(Task instructions):
All lines of the material below that include the string "controls" are to be copied.
[Data records — start]
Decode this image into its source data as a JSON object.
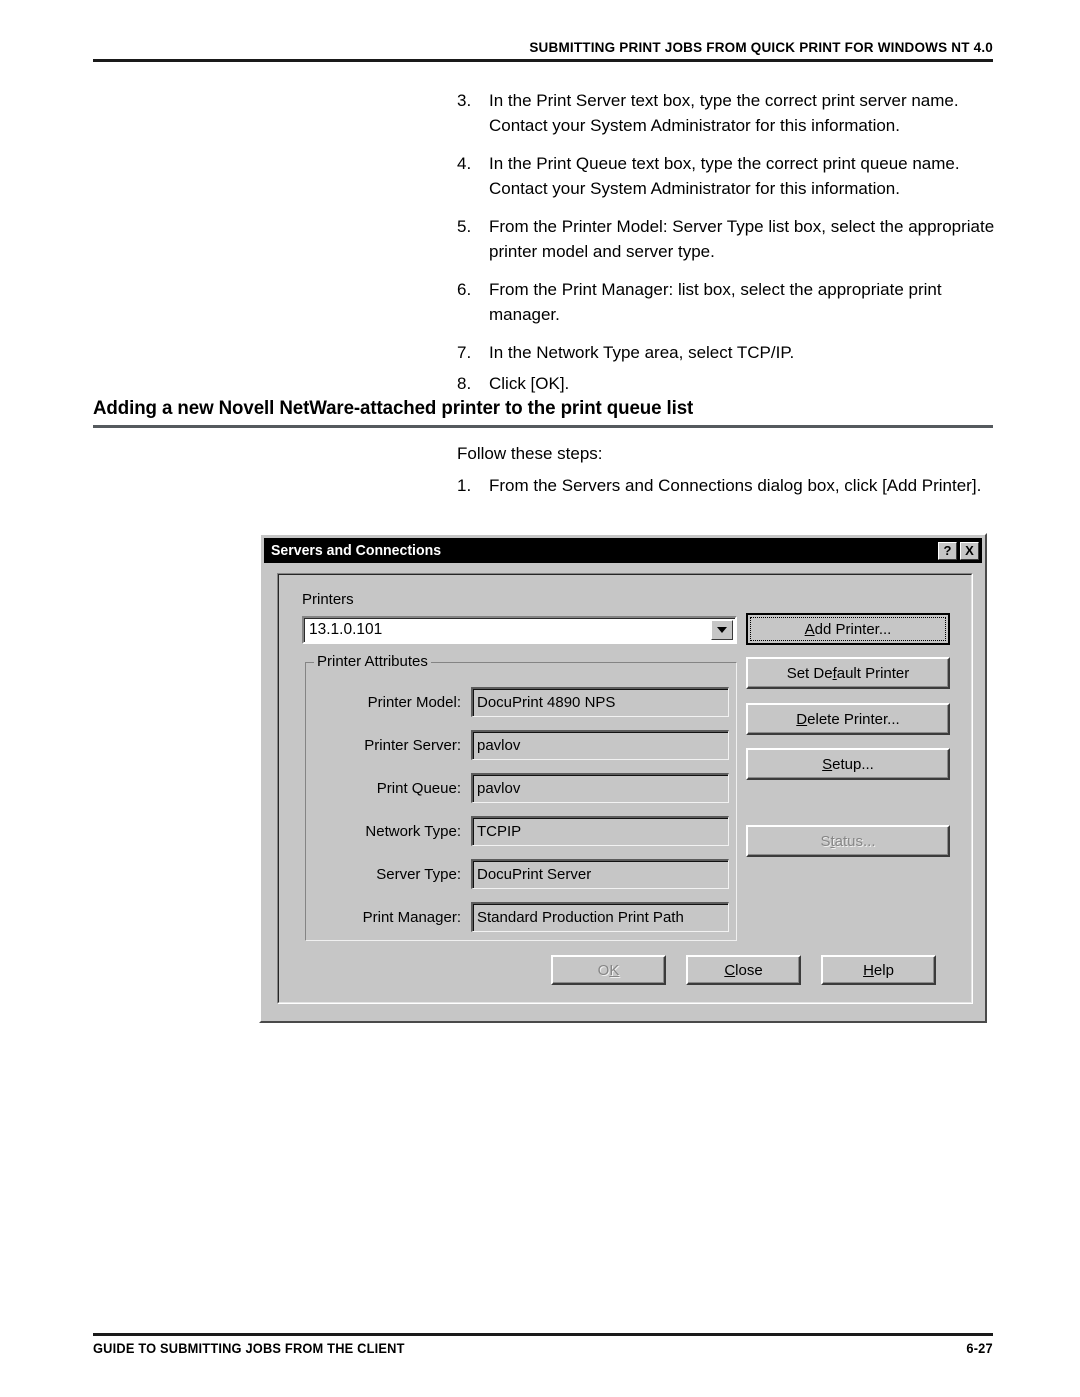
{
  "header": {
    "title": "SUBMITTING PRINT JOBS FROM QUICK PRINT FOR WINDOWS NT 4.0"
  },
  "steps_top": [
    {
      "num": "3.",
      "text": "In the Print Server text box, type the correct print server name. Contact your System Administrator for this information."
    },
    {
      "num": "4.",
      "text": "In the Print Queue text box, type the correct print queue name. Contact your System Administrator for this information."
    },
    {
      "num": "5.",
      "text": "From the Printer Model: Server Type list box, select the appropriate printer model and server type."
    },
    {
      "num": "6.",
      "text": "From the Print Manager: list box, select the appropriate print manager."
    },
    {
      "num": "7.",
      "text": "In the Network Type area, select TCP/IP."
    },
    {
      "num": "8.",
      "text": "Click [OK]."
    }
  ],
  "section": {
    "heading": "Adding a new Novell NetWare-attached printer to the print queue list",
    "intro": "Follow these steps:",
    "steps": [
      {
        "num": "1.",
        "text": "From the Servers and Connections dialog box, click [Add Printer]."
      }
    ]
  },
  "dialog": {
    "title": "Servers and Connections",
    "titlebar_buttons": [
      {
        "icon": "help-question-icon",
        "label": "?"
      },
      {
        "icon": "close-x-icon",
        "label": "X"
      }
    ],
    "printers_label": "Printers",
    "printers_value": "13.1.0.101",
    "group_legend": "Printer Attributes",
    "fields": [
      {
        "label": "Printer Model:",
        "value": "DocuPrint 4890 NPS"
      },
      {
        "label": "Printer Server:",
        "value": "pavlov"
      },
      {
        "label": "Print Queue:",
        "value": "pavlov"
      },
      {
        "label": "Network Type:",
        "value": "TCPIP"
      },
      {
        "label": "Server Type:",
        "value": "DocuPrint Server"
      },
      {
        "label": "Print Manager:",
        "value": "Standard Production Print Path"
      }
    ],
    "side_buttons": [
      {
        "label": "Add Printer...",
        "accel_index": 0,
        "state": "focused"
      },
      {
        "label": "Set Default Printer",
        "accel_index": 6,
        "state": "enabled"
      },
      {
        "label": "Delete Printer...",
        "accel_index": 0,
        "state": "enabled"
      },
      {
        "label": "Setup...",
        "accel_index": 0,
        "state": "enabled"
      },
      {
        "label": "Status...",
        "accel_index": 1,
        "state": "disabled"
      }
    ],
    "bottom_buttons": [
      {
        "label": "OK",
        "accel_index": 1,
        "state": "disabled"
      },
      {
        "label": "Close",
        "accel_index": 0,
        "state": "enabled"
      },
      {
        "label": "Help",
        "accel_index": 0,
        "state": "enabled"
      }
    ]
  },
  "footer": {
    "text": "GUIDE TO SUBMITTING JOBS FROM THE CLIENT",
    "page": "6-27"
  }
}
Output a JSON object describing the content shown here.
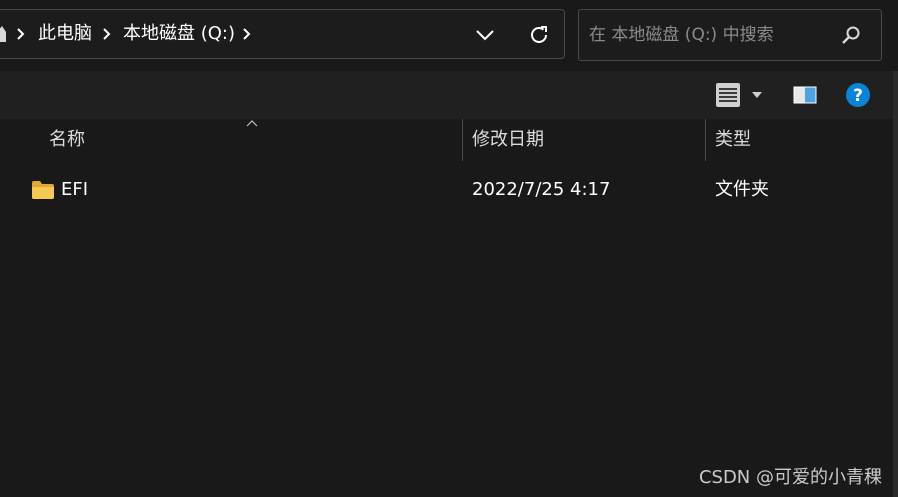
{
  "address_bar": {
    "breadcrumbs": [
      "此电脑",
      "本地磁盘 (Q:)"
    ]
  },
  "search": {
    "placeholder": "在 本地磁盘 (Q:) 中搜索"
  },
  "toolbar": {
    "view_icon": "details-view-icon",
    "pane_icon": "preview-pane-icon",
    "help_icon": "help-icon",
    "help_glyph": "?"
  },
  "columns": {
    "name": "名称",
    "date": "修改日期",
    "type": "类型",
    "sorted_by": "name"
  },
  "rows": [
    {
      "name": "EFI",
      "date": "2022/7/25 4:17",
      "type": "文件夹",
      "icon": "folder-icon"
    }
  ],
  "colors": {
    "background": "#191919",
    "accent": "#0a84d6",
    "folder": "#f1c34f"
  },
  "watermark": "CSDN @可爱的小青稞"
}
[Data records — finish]
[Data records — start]
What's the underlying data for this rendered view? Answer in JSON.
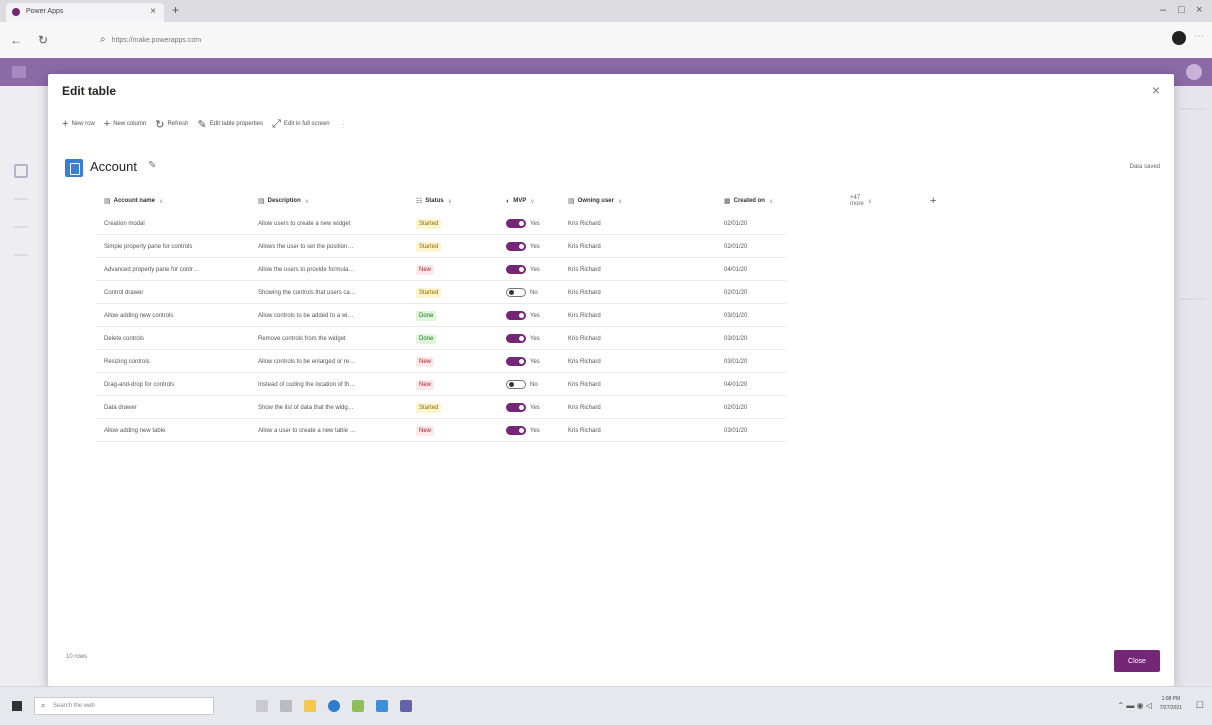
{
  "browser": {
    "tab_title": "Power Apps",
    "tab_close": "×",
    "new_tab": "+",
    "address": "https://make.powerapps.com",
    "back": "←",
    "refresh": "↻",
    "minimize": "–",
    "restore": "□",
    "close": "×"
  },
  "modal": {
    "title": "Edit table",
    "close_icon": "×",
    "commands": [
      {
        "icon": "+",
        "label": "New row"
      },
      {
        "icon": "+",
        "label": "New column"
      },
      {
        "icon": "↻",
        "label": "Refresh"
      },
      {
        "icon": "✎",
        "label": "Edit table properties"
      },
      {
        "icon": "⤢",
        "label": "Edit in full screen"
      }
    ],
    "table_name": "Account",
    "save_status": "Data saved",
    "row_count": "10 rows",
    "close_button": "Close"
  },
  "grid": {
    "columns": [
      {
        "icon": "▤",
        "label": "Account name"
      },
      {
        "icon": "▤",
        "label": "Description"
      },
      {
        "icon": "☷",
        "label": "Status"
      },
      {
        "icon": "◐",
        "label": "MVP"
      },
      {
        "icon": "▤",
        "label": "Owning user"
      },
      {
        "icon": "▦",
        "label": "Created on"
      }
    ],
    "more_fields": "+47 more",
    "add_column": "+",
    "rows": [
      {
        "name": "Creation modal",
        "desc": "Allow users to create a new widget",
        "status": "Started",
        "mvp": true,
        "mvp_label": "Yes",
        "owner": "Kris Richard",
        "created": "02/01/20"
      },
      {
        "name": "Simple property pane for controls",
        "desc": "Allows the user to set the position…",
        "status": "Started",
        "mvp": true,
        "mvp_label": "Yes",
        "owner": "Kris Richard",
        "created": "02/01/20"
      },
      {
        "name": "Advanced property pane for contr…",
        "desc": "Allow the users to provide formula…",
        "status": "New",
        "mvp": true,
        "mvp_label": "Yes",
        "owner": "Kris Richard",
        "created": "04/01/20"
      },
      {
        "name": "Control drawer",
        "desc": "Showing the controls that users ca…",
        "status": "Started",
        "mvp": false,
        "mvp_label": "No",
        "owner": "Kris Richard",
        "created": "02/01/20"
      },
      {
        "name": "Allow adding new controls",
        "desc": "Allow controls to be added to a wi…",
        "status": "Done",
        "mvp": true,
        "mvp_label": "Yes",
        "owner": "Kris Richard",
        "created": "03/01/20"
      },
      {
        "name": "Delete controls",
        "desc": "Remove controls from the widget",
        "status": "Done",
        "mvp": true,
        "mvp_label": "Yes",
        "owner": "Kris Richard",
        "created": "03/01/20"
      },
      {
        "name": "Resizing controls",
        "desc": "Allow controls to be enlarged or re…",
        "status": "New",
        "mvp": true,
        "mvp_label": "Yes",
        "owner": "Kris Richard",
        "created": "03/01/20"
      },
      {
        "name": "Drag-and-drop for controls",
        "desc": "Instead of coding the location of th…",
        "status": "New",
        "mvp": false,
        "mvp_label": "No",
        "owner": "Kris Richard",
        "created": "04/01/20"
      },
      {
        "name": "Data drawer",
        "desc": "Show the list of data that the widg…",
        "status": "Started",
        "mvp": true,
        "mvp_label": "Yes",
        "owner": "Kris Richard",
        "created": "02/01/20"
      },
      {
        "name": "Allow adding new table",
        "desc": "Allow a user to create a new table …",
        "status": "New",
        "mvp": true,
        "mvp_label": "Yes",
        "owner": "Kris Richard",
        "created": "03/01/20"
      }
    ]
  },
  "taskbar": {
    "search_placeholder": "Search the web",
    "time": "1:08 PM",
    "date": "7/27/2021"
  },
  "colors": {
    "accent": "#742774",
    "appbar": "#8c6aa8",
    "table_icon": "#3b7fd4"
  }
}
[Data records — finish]
(Result for this exercise):
        "name": "Simple property pane for controls",
        "desc": "Showing the controls that users ca…",
        "name": "Allow adding new controls",
        "desc": "Allow controls to be added to a wi…",
        "name": "Delete controls",
        "desc": "Remove controls from the widget",
        "name": "Resizing controls",
        "desc": "Allow controls to be enlarged or re…",
        "name": "Drag-and-drop for controls",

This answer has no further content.